▸ **PROBLEM REQUIREMENTS**:
Restate the listing below word for word. No picture belongs in the result.

▸ **STUDY MATERIAL**:
::::
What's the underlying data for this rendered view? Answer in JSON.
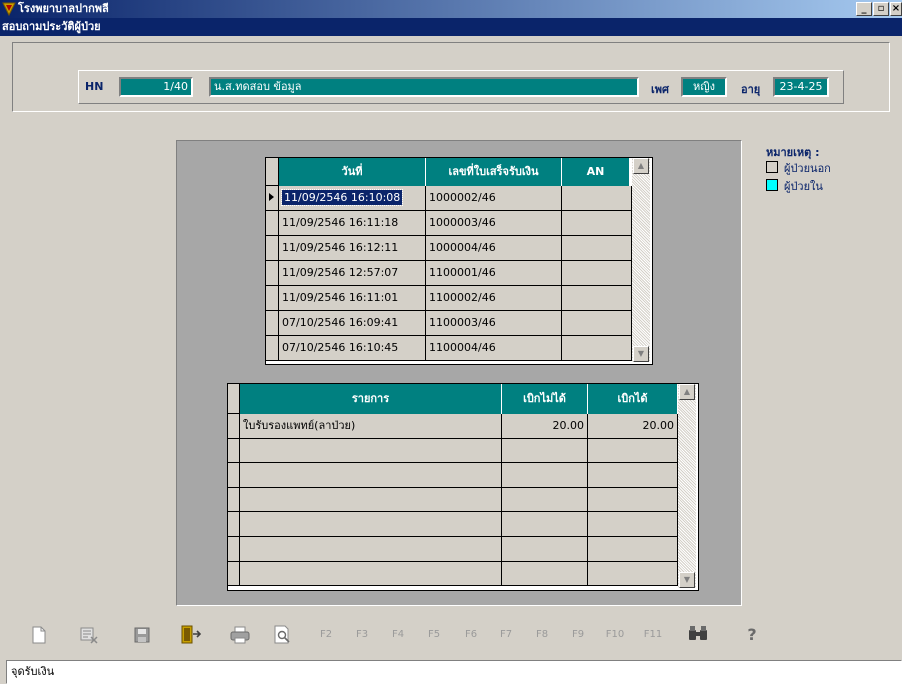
{
  "window": {
    "title": "โรงพยาบาลปากพลี",
    "form_title": "สอบถามประวัติผู้ป่วย"
  },
  "header": {
    "hn_label": "HN",
    "hn_value": "1/40",
    "name_value": "น.ส.ทดสอบ ข้อมูล",
    "sex_label": "เพศ",
    "sex_value": "หญิง",
    "age_label": "อายุ",
    "age_value": "23-4-25"
  },
  "legend": {
    "title": "หมายเหตุ :",
    "outpatient": "ผู้ป่วยนอก",
    "inpatient": "ผู้ป่วยใน",
    "inpatient_color": "#00ffff"
  },
  "receipts": {
    "columns": [
      "วันที่",
      "เลขที่ใบเสร็จรับเงิน",
      "AN"
    ],
    "rows": [
      {
        "date": "11/09/2546 16:10:08",
        "receipt": "1000002/46",
        "an": ""
      },
      {
        "date": "11/09/2546 16:11:18",
        "receipt": "1000003/46",
        "an": ""
      },
      {
        "date": "11/09/2546 16:12:11",
        "receipt": "1000004/46",
        "an": ""
      },
      {
        "date": "11/09/2546 12:57:07",
        "receipt": "1100001/46",
        "an": ""
      },
      {
        "date": "11/09/2546 16:11:01",
        "receipt": "1100002/46",
        "an": ""
      },
      {
        "date": "07/10/2546 16:09:41",
        "receipt": "1100003/46",
        "an": ""
      },
      {
        "date": "07/10/2546 16:10:45",
        "receipt": "1100004/46",
        "an": ""
      }
    ]
  },
  "items": {
    "columns": [
      "รายการ",
      "เบิกไม่ได้",
      "เบิกได้"
    ],
    "rows": [
      {
        "name": "ใบรับรองแพทย์(ลาป่วย)",
        "not_claimable": "20.00",
        "claimable": "20.00"
      },
      {
        "name": "",
        "not_claimable": "",
        "claimable": ""
      },
      {
        "name": "",
        "not_claimable": "",
        "claimable": ""
      },
      {
        "name": "",
        "not_claimable": "",
        "claimable": ""
      },
      {
        "name": "",
        "not_claimable": "",
        "claimable": ""
      },
      {
        "name": "",
        "not_claimable": "",
        "claimable": ""
      },
      {
        "name": "",
        "not_claimable": "",
        "claimable": ""
      }
    ]
  },
  "toolbar": {
    "icons": [
      "new-document-icon",
      "delete-record-icon",
      "save-icon",
      "exit-icon",
      "print-icon",
      "print-preview-icon",
      "search-binoculars-icon",
      "help-icon"
    ],
    "fkeys": [
      "F2",
      "F3",
      "F4",
      "F5",
      "F6",
      "F7",
      "F8",
      "F9",
      "F10",
      "F11"
    ]
  },
  "status": {
    "text": "จุดรับเงิน"
  }
}
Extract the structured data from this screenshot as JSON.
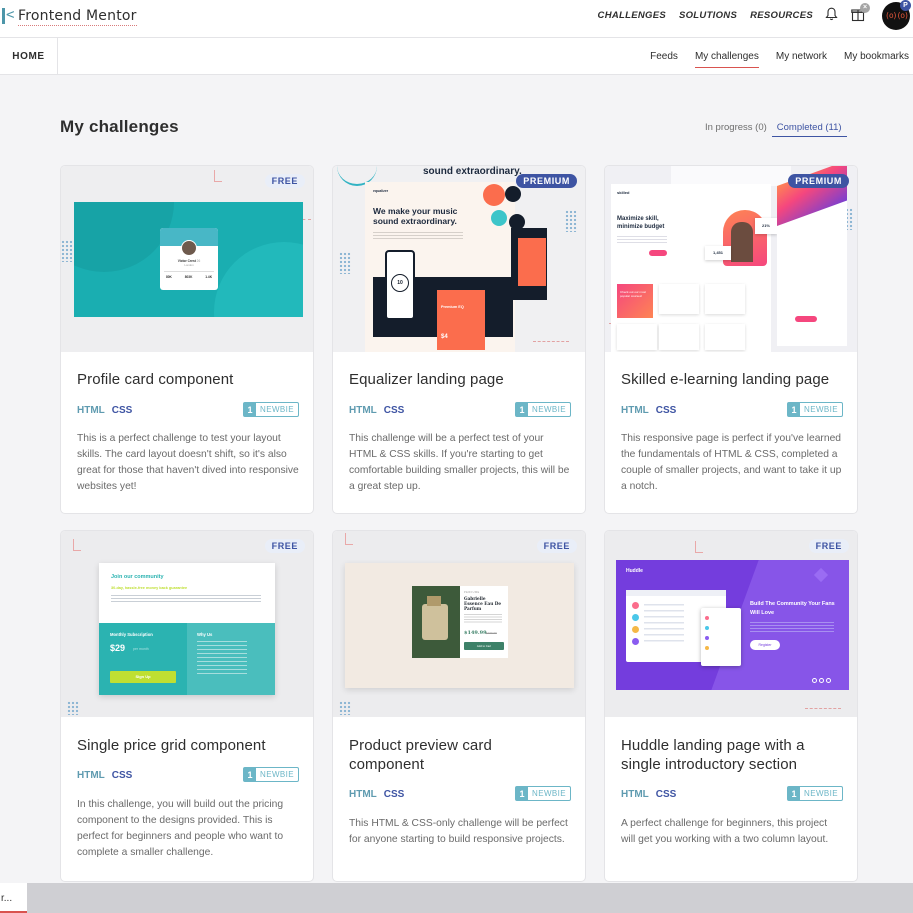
{
  "header": {
    "brand": "Frontend Mentor",
    "nav": [
      "CHALLENGES",
      "SOLUTIONS",
      "RESOURCES"
    ],
    "notifications_icon": "bell-icon",
    "gift_icon": "gift-icon",
    "avatar_initial": "P"
  },
  "subnav": {
    "home": "HOME",
    "items": [
      "Feeds",
      "My challenges",
      "My network",
      "My bookmarks"
    ],
    "active": "My challenges"
  },
  "main": {
    "title": "My challenges",
    "filters": [
      {
        "label": "In progress (0)",
        "active": false
      },
      {
        "label": "Completed (11)",
        "active": true
      }
    ]
  },
  "cards": [
    {
      "badge": "FREE",
      "title": "Profile card component",
      "tags": [
        "HTML",
        "CSS"
      ],
      "level_num": "1",
      "level_name": "NEWBIE",
      "description": "This is a perfect challenge to test your layout skills. The card layout doesn't shift, so it's also great for those that haven't dived into responsive websites yet!",
      "preview": {
        "name": "Victor Crest",
        "age": "26",
        "city": "London",
        "stats": [
          "80K",
          "803K",
          "1.4K"
        ]
      }
    },
    {
      "badge": "PREMIUM",
      "title": "Equalizer landing page",
      "tags": [
        "HTML",
        "CSS"
      ],
      "level_num": "1",
      "level_name": "NEWBIE",
      "description": "This challenge will be a perfect test of your HTML & CSS skills. If you're starting to get comfortable building smaller projects, this will be a great step up.",
      "preview": {
        "brand": "equalizer",
        "headline": "We make your music sound extraordinary.",
        "top_text": "sound extraordinary.",
        "price_label": "Premium EQ",
        "price": "$4"
      }
    },
    {
      "badge": "PREMIUM",
      "title": "Skilled e-learning landing page",
      "tags": [
        "HTML",
        "CSS"
      ],
      "level_num": "1",
      "level_name": "NEWBIE",
      "description": "This responsive page is perfect if you've learned the fundamentals of HTML & CSS, completed a couple of smaller projects, and want to take it up a notch.",
      "preview": {
        "brand": "skilled",
        "headline": "Maximize skill, minimize budget",
        "stat": "21%",
        "count": "1,451",
        "panel": "Check out our most popular courses!"
      }
    },
    {
      "badge": "FREE",
      "title": "Single price grid component",
      "tags": [
        "HTML",
        "CSS"
      ],
      "level_num": "1",
      "level_name": "NEWBIE",
      "description": "In this challenge, you will build out the pricing component to the designs provided. This is perfect for beginners and people who want to complete a smaller challenge.",
      "preview": {
        "heading": "Join our community",
        "sub": "30-day, hassle-free money back guarantee",
        "monthly": "Monthly Subscription",
        "price": "$29",
        "per": "per month",
        "cta": "Sign Up",
        "why": "Why Us"
      }
    },
    {
      "badge": "FREE",
      "title": "Product preview card component",
      "tags": [
        "HTML",
        "CSS"
      ],
      "level_num": "1",
      "level_name": "NEWBIE",
      "description": "This HTML & CSS-only challenge will be perfect for anyone starting to build responsive projects.",
      "preview": {
        "kicker": "PERFUME",
        "name": "Gabrielle Essence Eau De Parfum",
        "price": "$149.99",
        "old_price": "$169.99",
        "cta": "Add to Cart"
      }
    },
    {
      "badge": "FREE",
      "title": "Huddle landing page with a single introductory section",
      "tags": [
        "HTML",
        "CSS"
      ],
      "level_num": "1",
      "level_name": "NEWBIE",
      "description": "A perfect challenge for beginners, this project will get you working with a two column layout.",
      "preview": {
        "brand": "Huddle",
        "headline": "Build The Community Your Fans Will Love",
        "cta": "Register"
      }
    }
  ],
  "status": {
    "label": "r..."
  },
  "colors": {
    "accent": "#3e54a3",
    "html_tag": "#5f9bb0",
    "newbie": "#6cb6c7",
    "active_underline": "#d9534f"
  }
}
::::
▸ **EXERCISE SOLUTION**:
What's the underlying data for this rendered view? Answer in JSON.
{
  "window": {
    "title": "โรงพยาบาลปากพลี",
    "form_title": "สอบถามประวัติผู้ป่วย"
  },
  "header": {
    "hn_label": "HN",
    "hn_value": "1/40",
    "name_value": "น.ส.ทดสอบ ข้อมูล",
    "sex_label": "เพศ",
    "sex_value": "หญิง",
    "age_label": "อายุ",
    "age_value": "23-4-25"
  },
  "legend": {
    "title": "หมายเหตุ :",
    "outpatient": "ผู้ป่วยนอก",
    "inpatient": "ผู้ป่วยใน",
    "inpatient_color": "#00ffff"
  },
  "receipts": {
    "columns": [
      "วันที่",
      "เลขที่ใบเสร็จรับเงิน",
      "AN"
    ],
    "rows": [
      {
        "date": "11/09/2546 16:10:08",
        "receipt": "1000002/46",
        "an": ""
      },
      {
        "date": "11/09/2546 16:11:18",
        "receipt": "1000003/46",
        "an": ""
      },
      {
        "date": "11/09/2546 16:12:11",
        "receipt": "1000004/46",
        "an": ""
      },
      {
        "date": "11/09/2546 12:57:07",
        "receipt": "1100001/46",
        "an": ""
      },
      {
        "date": "11/09/2546 16:11:01",
        "receipt": "1100002/46",
        "an": ""
      },
      {
        "date": "07/10/2546 16:09:41",
        "receipt": "1100003/46",
        "an": ""
      },
      {
        "date": "07/10/2546 16:10:45",
        "receipt": "1100004/46",
        "an": ""
      }
    ]
  },
  "items": {
    "columns": [
      "รายการ",
      "เบิกไม่ได้",
      "เบิกได้"
    ],
    "rows": [
      {
        "name": "ใบรับรองแพทย์(ลาป่วย)",
        "not_claimable": "20.00",
        "claimable": "20.00"
      },
      {
        "name": "",
        "not_claimable": "",
        "claimable": ""
      },
      {
        "name": "",
        "not_claimable": "",
        "claimable": ""
      },
      {
        "name": "",
        "not_claimable": "",
        "claimable": ""
      },
      {
        "name": "",
        "not_claimable": "",
        "claimable": ""
      },
      {
        "name": "",
        "not_claimable": "",
        "claimable": ""
      },
      {
        "name": "",
        "not_claimable": "",
        "claimable": ""
      }
    ]
  },
  "toolbar": {
    "icons": [
      "new-document-icon",
      "delete-record-icon",
      "save-icon",
      "exit-icon",
      "print-icon",
      "print-preview-icon",
      "search-binoculars-icon",
      "help-icon"
    ],
    "fkeys": [
      "F2",
      "F3",
      "F4",
      "F5",
      "F6",
      "F7",
      "F8",
      "F9",
      "F10",
      "F11"
    ]
  },
  "status": {
    "text": "จุดรับเงิน"
  }
}
Extract the structured data from this screenshot as JSON.
{
  "header": {
    "brand": "Frontend Mentor",
    "nav": [
      "CHALLENGES",
      "SOLUTIONS",
      "RESOURCES"
    ],
    "notifications_icon": "bell-icon",
    "gift_icon": "gift-icon",
    "avatar_initial": "P"
  },
  "subnav": {
    "home": "HOME",
    "items": [
      "Feeds",
      "My challenges",
      "My network",
      "My bookmarks"
    ],
    "active": "My challenges"
  },
  "main": {
    "title": "My challenges",
    "filters": [
      {
        "label": "In progress (0)",
        "active": false
      },
      {
        "label": "Completed (11)",
        "active": true
      }
    ]
  },
  "cards": [
    {
      "badge": "FREE",
      "title": "Profile card component",
      "tags": [
        "HTML",
        "CSS"
      ],
      "level_num": "1",
      "level_name": "NEWBIE",
      "description": "This is a perfect challenge to test your layout skills. The card layout doesn't shift, so it's also great for those that haven't dived into responsive websites yet!",
      "preview": {
        "name": "Victor Crest",
        "age": "26",
        "city": "London",
        "stats": [
          "80K",
          "803K",
          "1.4K"
        ]
      }
    },
    {
      "badge": "PREMIUM",
      "title": "Equalizer landing page",
      "tags": [
        "HTML",
        "CSS"
      ],
      "level_num": "1",
      "level_name": "NEWBIE",
      "description": "This challenge will be a perfect test of your HTML & CSS skills. If you're starting to get comfortable building smaller projects, this will be a great step up.",
      "preview": {
        "brand": "equalizer",
        "headline": "We make your music sound extraordinary.",
        "top_text": "sound extraordinary.",
        "price_label": "Premium EQ",
        "price": "$4"
      }
    },
    {
      "badge": "PREMIUM",
      "title": "Skilled e-learning landing page",
      "tags": [
        "HTML",
        "CSS"
      ],
      "level_num": "1",
      "level_name": "NEWBIE",
      "description": "This responsive page is perfect if you've learned the fundamentals of HTML & CSS, completed a couple of smaller projects, and want to take it up a notch.",
      "preview": {
        "brand": "skilled",
        "headline": "Maximize skill, minimize budget",
        "stat": "21%",
        "count": "1,451",
        "panel": "Check out our most popular courses!"
      }
    },
    {
      "badge": "FREE",
      "title": "Single price grid component",
      "tags": [
        "HTML",
        "CSS"
      ],
      "level_num": "1",
      "level_name": "NEWBIE",
      "description": "In this challenge, you will build out the pricing component to the designs provided. This is perfect for beginners and people who want to complete a smaller challenge.",
      "preview": {
        "heading": "Join our community",
        "sub": "30-day, hassle-free money back guarantee",
        "monthly": "Monthly Subscription",
        "price": "$29",
        "per": "per month",
        "cta": "Sign Up",
        "why": "Why Us"
      }
    },
    {
      "badge": "FREE",
      "title": "Product preview card component",
      "tags": [
        "HTML",
        "CSS"
      ],
      "level_num": "1",
      "level_name": "NEWBIE",
      "description": "This HTML & CSS-only challenge will be perfect for anyone starting to build responsive projects.",
      "preview": {
        "kicker": "PERFUME",
        "name": "Gabrielle Essence Eau De Parfum",
        "price": "$149.99",
        "old_price": "$169.99",
        "cta": "Add to Cart"
      }
    },
    {
      "badge": "FREE",
      "title": "Huddle landing page with a single introductory section",
      "tags": [
        "HTML",
        "CSS"
      ],
      "level_num": "1",
      "level_name": "NEWBIE",
      "description": "A perfect challenge for beginners, this project will get you working with a two column layout.",
      "preview": {
        "brand": "Huddle",
        "headline": "Build The Community Your Fans Will Love",
        "cta": "Register"
      }
    }
  ],
  "status": {
    "label": "r..."
  },
  "colors": {
    "accent": "#3e54a3",
    "html_tag": "#5f9bb0",
    "newbie": "#6cb6c7",
    "active_underline": "#d9534f"
  }
}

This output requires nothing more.